▶ Excerpted records

++++

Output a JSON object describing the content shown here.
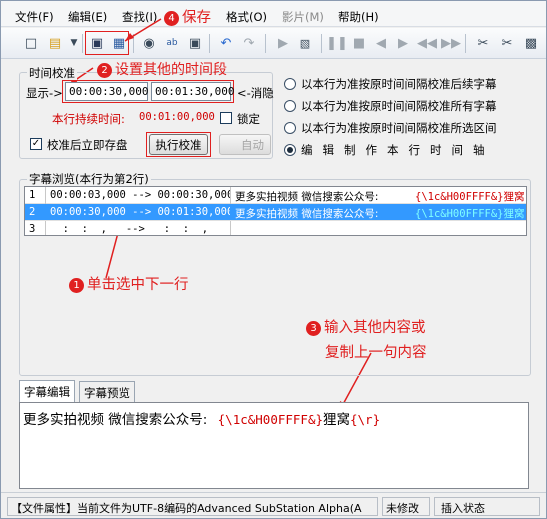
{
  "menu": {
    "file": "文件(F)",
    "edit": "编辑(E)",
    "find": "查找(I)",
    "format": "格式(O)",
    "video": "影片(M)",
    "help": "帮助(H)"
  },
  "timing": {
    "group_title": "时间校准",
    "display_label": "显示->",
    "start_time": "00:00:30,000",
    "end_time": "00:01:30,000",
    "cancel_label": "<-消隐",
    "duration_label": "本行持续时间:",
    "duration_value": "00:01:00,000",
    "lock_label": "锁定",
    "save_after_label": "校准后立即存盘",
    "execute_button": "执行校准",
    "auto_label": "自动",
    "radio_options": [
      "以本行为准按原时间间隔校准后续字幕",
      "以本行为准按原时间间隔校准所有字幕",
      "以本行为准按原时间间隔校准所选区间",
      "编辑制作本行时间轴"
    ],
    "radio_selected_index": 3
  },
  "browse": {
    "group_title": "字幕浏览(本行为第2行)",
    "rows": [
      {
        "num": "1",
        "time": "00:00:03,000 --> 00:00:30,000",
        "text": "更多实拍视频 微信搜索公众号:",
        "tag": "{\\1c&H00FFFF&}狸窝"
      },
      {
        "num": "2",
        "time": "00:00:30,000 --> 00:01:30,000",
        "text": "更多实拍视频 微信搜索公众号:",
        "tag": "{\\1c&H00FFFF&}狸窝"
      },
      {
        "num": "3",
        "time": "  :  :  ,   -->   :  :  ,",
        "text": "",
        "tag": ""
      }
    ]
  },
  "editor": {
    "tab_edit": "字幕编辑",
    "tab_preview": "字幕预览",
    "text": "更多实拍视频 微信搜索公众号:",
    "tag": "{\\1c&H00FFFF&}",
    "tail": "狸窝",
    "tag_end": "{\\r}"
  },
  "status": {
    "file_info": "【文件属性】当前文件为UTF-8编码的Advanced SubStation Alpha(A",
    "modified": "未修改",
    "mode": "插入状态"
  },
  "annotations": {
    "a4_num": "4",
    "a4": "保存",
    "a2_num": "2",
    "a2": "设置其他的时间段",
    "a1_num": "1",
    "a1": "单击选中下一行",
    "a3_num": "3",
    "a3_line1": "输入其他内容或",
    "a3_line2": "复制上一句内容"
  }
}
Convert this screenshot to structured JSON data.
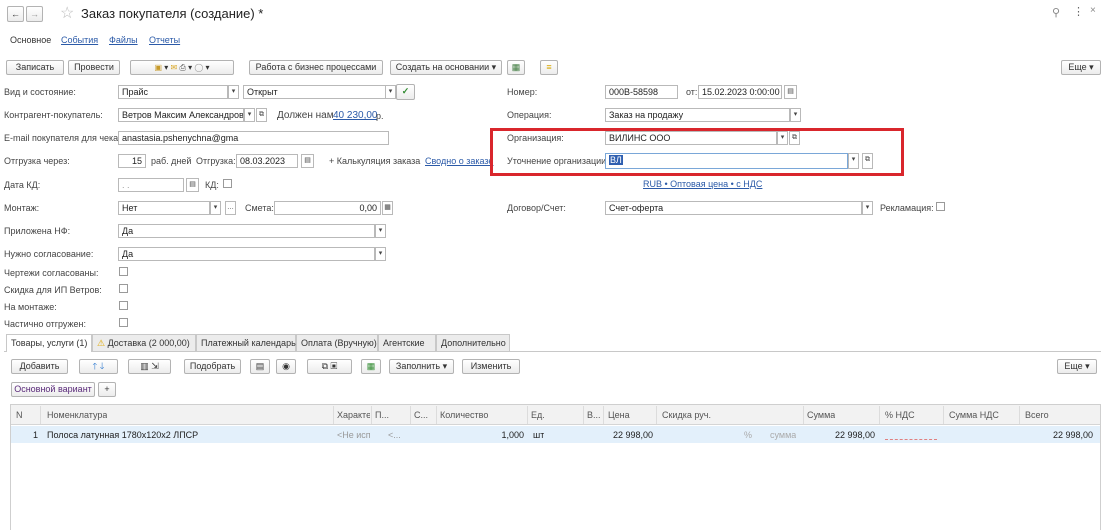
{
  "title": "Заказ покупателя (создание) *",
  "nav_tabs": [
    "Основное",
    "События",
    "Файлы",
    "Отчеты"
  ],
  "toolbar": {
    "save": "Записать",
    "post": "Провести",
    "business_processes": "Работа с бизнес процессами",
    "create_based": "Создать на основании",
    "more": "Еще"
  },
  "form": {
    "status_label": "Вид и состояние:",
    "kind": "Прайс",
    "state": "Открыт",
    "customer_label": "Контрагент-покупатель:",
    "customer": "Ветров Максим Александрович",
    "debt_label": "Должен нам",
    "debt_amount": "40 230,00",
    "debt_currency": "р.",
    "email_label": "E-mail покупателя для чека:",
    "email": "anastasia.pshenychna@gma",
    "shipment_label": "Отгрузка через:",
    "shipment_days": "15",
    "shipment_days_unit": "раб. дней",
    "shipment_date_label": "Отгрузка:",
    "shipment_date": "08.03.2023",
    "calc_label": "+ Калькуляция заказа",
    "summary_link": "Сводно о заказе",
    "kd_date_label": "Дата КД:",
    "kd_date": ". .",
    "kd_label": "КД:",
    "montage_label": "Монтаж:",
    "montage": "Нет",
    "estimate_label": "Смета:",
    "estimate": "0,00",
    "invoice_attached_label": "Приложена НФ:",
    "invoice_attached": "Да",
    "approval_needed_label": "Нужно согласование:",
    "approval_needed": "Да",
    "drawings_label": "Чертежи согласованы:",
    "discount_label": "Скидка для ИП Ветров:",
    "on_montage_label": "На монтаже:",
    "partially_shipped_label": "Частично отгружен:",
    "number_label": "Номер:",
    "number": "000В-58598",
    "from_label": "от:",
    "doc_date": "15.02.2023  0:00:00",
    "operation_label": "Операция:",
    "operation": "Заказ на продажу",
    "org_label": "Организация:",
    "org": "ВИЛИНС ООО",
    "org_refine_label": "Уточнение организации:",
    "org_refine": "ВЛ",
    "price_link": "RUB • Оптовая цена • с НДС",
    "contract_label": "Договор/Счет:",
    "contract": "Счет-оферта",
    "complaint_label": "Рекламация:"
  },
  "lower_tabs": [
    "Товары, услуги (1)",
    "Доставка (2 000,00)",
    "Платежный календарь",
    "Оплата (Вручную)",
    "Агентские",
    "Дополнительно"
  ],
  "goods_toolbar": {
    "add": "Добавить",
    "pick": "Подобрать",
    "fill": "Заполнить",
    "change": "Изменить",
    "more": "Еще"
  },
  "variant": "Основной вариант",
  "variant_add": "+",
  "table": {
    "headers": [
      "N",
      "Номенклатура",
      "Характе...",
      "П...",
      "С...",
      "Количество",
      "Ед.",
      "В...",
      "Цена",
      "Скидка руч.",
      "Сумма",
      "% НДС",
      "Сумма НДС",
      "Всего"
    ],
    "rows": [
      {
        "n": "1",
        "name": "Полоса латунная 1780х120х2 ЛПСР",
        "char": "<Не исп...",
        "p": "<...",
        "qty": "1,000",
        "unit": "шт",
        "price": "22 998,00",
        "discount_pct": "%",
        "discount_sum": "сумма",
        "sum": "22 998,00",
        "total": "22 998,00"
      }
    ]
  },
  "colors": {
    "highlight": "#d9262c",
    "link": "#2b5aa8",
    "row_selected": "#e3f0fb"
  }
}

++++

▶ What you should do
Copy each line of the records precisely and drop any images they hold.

▶ Task output
Output a JSON object describing the content shown here.
{
  "menu": {
    "file": "文件(F)",
    "edit": "编辑(E)",
    "find": "查找(I)",
    "format": "格式(O)",
    "video": "影片(M)",
    "help": "帮助(H)"
  },
  "timing": {
    "group_title": "时间校准",
    "display_label": "显示->",
    "start_time": "00:00:30,000",
    "end_time": "00:01:30,000",
    "cancel_label": "<-消隐",
    "duration_label": "本行持续时间:",
    "duration_value": "00:01:00,000",
    "lock_label": "锁定",
    "save_after_label": "校准后立即存盘",
    "execute_button": "执行校准",
    "auto_label": "自动",
    "radio_options": [
      "以本行为准按原时间间隔校准后续字幕",
      "以本行为准按原时间间隔校准所有字幕",
      "以本行为准按原时间间隔校准所选区间",
      "编辑制作本行时间轴"
    ],
    "radio_selected_index": 3
  },
  "browse": {
    "group_title": "字幕浏览(本行为第2行)",
    "rows": [
      {
        "num": "1",
        "time": "00:00:03,000 --> 00:00:30,000",
        "text": "更多实拍视频 微信搜索公众号:",
        "tag": "{\\1c&H00FFFF&}狸窝"
      },
      {
        "num": "2",
        "time": "00:00:30,000 --> 00:01:30,000",
        "text": "更多实拍视频 微信搜索公众号:",
        "tag": "{\\1c&H00FFFF&}狸窝"
      },
      {
        "num": "3",
        "time": "  :  :  ,   -->   :  :  ,",
        "text": "",
        "tag": ""
      }
    ]
  },
  "editor": {
    "tab_edit": "字幕编辑",
    "tab_preview": "字幕预览",
    "text": "更多实拍视频 微信搜索公众号:",
    "tag": "{\\1c&H00FFFF&}",
    "tail": "狸窝",
    "tag_end": "{\\r}"
  },
  "status": {
    "file_info": "【文件属性】当前文件为UTF-8编码的Advanced SubStation Alpha(A",
    "modified": "未修改",
    "mode": "插入状态"
  },
  "annotations": {
    "a4_num": "4",
    "a4": "保存",
    "a2_num": "2",
    "a2": "设置其他的时间段",
    "a1_num": "1",
    "a1": "单击选中下一行",
    "a3_num": "3",
    "a3_line1": "输入其他内容或",
    "a3_line2": "复制上一句内容"
  }
}
Convert this screenshot to structured JSON data.
{
  "title": "Заказ покупателя (создание) *",
  "nav_tabs": [
    "Основное",
    "События",
    "Файлы",
    "Отчеты"
  ],
  "toolbar": {
    "save": "Записать",
    "post": "Провести",
    "business_processes": "Работа с бизнес процессами",
    "create_based": "Создать на основании",
    "more": "Еще"
  },
  "form": {
    "status_label": "Вид и состояние:",
    "kind": "Прайс",
    "state": "Открыт",
    "customer_label": "Контрагент-покупатель:",
    "customer": "Ветров Максим Александрович",
    "debt_label": "Должен нам",
    "debt_amount": "40 230,00",
    "debt_currency": "р.",
    "email_label": "E-mail покупателя для чека:",
    "email": "anastasia.pshenychna@gma",
    "shipment_label": "Отгрузка через:",
    "shipment_days": "15",
    "shipment_days_unit": "раб. дней",
    "shipment_date_label": "Отгрузка:",
    "shipment_date": "08.03.2023",
    "calc_label": "+ Калькуляция заказа",
    "summary_link": "Сводно о заказе",
    "kd_date_label": "Дата КД:",
    "kd_date": ". .",
    "kd_label": "КД:",
    "montage_label": "Монтаж:",
    "montage": "Нет",
    "estimate_label": "Смета:",
    "estimate": "0,00",
    "invoice_attached_label": "Приложена НФ:",
    "invoice_attached": "Да",
    "approval_needed_label": "Нужно согласование:",
    "approval_needed": "Да",
    "drawings_label": "Чертежи согласованы:",
    "discount_label": "Скидка для ИП Ветров:",
    "on_montage_label": "На монтаже:",
    "partially_shipped_label": "Частично отгружен:",
    "number_label": "Номер:",
    "number": "000В-58598",
    "from_label": "от:",
    "doc_date": "15.02.2023  0:00:00",
    "operation_label": "Операция:",
    "operation": "Заказ на продажу",
    "org_label": "Организация:",
    "org": "ВИЛИНС ООО",
    "org_refine_label": "Уточнение организации:",
    "org_refine": "ВЛ",
    "price_link": "RUB • Оптовая цена • с НДС",
    "contract_label": "Договор/Счет:",
    "contract": "Счет-оферта",
    "complaint_label": "Рекламация:"
  },
  "lower_tabs": [
    "Товары, услуги (1)",
    "Доставка (2 000,00)",
    "Платежный календарь",
    "Оплата (Вручную)",
    "Агентские",
    "Дополнительно"
  ],
  "goods_toolbar": {
    "add": "Добавить",
    "pick": "Подобрать",
    "fill": "Заполнить",
    "change": "Изменить",
    "more": "Еще"
  },
  "variant": "Основной вариант",
  "variant_add": "+",
  "table": {
    "headers": [
      "N",
      "Номенклатура",
      "Характе...",
      "П...",
      "С...",
      "Количество",
      "Ед.",
      "В...",
      "Цена",
      "Скидка руч.",
      "Сумма",
      "% НДС",
      "Сумма НДС",
      "Всего"
    ],
    "rows": [
      {
        "n": "1",
        "name": "Полоса латунная 1780х120х2 ЛПСР",
        "char": "<Не исп...",
        "p": "<...",
        "qty": "1,000",
        "unit": "шт",
        "price": "22 998,00",
        "discount_pct": "%",
        "discount_sum": "сумма",
        "sum": "22 998,00",
        "total": "22 998,00"
      }
    ]
  },
  "colors": {
    "highlight": "#d9262c",
    "link": "#2b5aa8",
    "row_selected": "#e3f0fb"
  }
}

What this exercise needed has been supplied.